The similarities between me and Kayla are uncanny. We’re both introverts, we struggle with a lot of the same things, we both don’t really have a lot of friends, I could go on and on. So when something happened to Kayla in this movie, I couldn’t help but put myself in her shoes and remember experiences that I had in 8th grade. It wasn’t a fun time for me. It’s honestly horrific for me to think about.
That’s what makes Eighth Grade a horror movie to me. Every time I watch this movie or think about it, the awful memories from that time flood back into my brain. It scares me not only because of what Kayla goes through, but because of what I went through. They’re horrifying memories to me that I wish I could forget.
I wish there was a way I could burn those memories from middle school like Kayla does. Middle school was 3 of the hardest years of my life. I was invited to birthday parties out of spite, people constantly made fun of me, I dealt with fake friends, people fabricated false stories about me for their own personal enjoyment, and more often than not, I just felt alone. Much like Kayla. Looking back, part of me wishes I never had to go through it. The other part is glad I did.
First off, I never would’ve connected to this movie on the level I did if I had not gone through what I did. I probably would’ve felt detached from this movie, solely looking at it from a technical standpoint (which is also fantastic). In fact, I know that’s true. There’s no way I would’ve been so moved by it.
I also have to realize that every experience we have in this life plays a part in who we are as people. Despite the terrible things that happened in that time, I learned so many things about life and myself that have helped me so much in the long run. It’s played a part in shaping the man I am today. Sure, it totally sucked in the moment. But if that’s what it takes to not only grow as a person, but to help others in the same boat as me, then so be it.

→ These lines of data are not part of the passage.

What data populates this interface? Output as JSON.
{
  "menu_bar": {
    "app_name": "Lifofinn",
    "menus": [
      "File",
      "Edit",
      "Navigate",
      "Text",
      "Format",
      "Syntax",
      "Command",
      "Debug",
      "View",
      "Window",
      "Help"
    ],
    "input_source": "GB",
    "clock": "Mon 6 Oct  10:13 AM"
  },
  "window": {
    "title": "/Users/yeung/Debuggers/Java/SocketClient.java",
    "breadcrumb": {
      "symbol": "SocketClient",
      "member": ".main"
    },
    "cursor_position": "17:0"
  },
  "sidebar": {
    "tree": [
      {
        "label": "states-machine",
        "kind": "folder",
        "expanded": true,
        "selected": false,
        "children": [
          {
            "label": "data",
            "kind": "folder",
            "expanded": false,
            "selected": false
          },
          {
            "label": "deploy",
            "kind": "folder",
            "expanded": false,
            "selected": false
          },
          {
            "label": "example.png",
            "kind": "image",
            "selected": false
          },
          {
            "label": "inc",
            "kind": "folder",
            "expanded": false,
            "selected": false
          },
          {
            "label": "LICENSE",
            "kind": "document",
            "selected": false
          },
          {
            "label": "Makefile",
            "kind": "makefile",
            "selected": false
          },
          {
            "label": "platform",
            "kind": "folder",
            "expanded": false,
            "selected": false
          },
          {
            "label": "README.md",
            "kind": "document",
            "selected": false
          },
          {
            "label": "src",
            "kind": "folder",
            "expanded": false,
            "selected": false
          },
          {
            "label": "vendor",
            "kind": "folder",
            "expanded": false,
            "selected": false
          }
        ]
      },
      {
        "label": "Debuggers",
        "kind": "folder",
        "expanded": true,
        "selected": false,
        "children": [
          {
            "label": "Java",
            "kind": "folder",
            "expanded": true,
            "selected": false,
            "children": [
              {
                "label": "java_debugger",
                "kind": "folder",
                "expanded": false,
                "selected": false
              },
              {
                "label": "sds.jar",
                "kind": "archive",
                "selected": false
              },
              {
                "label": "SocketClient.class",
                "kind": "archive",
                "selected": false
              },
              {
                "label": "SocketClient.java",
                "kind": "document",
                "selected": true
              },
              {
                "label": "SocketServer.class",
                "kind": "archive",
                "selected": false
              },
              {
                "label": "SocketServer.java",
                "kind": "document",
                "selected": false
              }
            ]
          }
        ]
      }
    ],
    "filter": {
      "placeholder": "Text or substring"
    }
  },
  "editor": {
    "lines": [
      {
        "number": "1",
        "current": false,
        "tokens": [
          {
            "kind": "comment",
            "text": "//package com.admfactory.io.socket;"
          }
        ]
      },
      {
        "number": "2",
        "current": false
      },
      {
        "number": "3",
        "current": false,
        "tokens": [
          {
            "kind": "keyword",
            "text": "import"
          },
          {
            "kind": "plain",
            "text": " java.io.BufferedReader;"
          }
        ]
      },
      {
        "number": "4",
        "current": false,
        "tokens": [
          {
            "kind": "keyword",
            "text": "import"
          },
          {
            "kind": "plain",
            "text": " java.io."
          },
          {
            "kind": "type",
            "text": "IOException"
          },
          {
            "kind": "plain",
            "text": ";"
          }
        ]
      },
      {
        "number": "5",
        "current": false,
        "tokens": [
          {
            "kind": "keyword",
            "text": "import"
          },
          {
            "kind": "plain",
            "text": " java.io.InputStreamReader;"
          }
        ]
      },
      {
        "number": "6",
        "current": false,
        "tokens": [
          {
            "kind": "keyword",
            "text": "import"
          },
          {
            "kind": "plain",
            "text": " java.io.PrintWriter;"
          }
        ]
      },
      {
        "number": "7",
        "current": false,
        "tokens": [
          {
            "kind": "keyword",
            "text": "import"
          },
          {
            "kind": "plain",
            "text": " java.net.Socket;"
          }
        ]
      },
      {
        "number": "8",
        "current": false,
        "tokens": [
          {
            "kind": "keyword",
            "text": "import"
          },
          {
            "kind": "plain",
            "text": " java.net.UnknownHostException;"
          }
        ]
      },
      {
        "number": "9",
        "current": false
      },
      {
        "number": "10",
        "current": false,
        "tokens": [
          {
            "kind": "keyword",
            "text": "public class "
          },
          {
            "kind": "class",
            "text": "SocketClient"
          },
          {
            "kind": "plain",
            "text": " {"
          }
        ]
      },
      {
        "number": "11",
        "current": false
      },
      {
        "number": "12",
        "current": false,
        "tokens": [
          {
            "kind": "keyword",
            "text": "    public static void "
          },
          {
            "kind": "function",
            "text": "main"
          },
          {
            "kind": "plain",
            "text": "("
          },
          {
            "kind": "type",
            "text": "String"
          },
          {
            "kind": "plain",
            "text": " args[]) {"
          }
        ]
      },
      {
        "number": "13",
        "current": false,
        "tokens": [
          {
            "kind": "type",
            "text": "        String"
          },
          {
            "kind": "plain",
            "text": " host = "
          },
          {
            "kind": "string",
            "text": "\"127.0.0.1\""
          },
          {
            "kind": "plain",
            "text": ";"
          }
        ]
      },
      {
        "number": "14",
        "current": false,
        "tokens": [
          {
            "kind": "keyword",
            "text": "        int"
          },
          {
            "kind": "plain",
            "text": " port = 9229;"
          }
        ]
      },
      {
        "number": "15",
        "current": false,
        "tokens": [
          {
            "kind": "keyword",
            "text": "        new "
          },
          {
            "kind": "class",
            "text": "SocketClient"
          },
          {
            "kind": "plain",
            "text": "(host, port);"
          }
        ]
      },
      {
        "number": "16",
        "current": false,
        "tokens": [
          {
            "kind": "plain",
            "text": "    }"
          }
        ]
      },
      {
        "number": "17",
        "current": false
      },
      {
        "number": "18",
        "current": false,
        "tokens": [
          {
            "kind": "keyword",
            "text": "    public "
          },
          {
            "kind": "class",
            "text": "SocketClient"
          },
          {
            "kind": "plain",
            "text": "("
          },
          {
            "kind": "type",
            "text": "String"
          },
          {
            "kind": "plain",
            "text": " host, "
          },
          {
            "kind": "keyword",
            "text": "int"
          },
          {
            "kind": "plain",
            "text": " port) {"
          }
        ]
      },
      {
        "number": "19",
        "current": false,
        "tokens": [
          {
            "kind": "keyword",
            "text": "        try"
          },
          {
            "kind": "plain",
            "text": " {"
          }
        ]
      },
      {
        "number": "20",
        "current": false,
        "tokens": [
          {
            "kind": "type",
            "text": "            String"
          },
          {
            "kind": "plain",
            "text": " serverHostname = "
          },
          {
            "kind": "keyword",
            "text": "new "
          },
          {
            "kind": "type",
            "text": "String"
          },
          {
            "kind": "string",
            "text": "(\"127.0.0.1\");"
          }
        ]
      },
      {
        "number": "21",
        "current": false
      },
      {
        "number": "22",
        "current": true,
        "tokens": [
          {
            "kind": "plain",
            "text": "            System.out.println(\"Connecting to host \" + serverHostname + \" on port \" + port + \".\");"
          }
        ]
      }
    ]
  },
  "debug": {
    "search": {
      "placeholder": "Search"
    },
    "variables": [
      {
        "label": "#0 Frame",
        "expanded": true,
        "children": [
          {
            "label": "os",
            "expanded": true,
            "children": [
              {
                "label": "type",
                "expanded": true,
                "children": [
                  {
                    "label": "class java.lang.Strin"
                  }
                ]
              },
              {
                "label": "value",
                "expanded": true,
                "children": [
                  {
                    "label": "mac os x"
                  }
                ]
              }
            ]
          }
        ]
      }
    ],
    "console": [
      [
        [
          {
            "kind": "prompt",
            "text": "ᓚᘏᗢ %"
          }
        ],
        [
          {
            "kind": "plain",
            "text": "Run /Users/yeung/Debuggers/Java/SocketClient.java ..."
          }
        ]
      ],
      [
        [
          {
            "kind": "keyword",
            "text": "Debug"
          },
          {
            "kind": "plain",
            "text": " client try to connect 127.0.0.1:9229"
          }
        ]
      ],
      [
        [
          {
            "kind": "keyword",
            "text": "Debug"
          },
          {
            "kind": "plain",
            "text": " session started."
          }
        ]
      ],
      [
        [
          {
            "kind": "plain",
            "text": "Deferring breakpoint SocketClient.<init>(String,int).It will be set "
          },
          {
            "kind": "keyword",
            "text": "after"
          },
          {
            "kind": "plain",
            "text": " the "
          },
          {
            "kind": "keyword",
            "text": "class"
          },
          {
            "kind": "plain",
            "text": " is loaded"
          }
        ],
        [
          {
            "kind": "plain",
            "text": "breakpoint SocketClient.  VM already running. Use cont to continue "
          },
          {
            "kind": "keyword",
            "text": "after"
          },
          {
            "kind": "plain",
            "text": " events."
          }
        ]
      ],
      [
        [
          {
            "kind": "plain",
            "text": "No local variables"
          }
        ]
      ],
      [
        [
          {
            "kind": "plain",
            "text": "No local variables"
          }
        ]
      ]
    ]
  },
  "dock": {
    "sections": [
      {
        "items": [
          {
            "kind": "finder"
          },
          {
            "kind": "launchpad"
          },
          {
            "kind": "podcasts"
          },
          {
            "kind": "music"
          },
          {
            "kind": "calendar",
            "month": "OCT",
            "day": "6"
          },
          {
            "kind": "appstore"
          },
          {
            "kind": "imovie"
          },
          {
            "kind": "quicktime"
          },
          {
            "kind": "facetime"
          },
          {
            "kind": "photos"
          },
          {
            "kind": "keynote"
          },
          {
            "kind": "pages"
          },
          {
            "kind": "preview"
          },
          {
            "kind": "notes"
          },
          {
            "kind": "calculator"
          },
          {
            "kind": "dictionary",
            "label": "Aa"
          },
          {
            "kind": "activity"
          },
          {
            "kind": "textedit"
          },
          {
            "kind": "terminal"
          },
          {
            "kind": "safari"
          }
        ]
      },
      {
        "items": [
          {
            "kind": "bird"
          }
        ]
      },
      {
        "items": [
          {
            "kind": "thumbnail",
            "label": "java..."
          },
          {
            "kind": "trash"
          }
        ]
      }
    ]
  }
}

Those memories totally suck, and I hate thinking about them. I honestly do. Those memories are what makes Eighth Grade a horror film to me. But thinking about those memories reminds me of how far I’ve come, what I’ve learned, and how much I’ve grown since then. It makes me proud of who I am today.
I think reflecting on the past sometimes is necessary to better ourselves as people. As painful as it might be, it’s never more painful than going through it again. If we don’t learn from the past, we’ll end up making the same choices in the future.
Closing Remarks: Every Loss is A Lesson
“If we didn’t have bad days, we wouldn’t appreciate the good ones.” – Kerry Manning
Life can’t always be picture perfect. We all have our struggles, our imperfect moments in life, and Eighth Grade shows that beautifully. Despite the horrors of the present time, we can come out of the other end stronger and better than before. We can learn from it. We can grow from it.
Life sucks, you guys. Everyone knows that. However, this is life is what you make of it. I could’ve been completely defeated after my 8th grade year, but I decided that I wanted to get something out of it. And because of that, I learned so much. You can take the hard parts of life and turn them into something you’re proud of, even if you’re proud that you simply made it out of some experience alive. Every loss can be a lesson, but only if you choose it to be.
Eighth Grade is, at its core, a horror film that addresses some really heavy and prominent themes and issues in today’s world. We can either run from it or we can learn from it. I’m not going to try and tell you what you have to learn. I’ll leave that for you to figure out for yourself.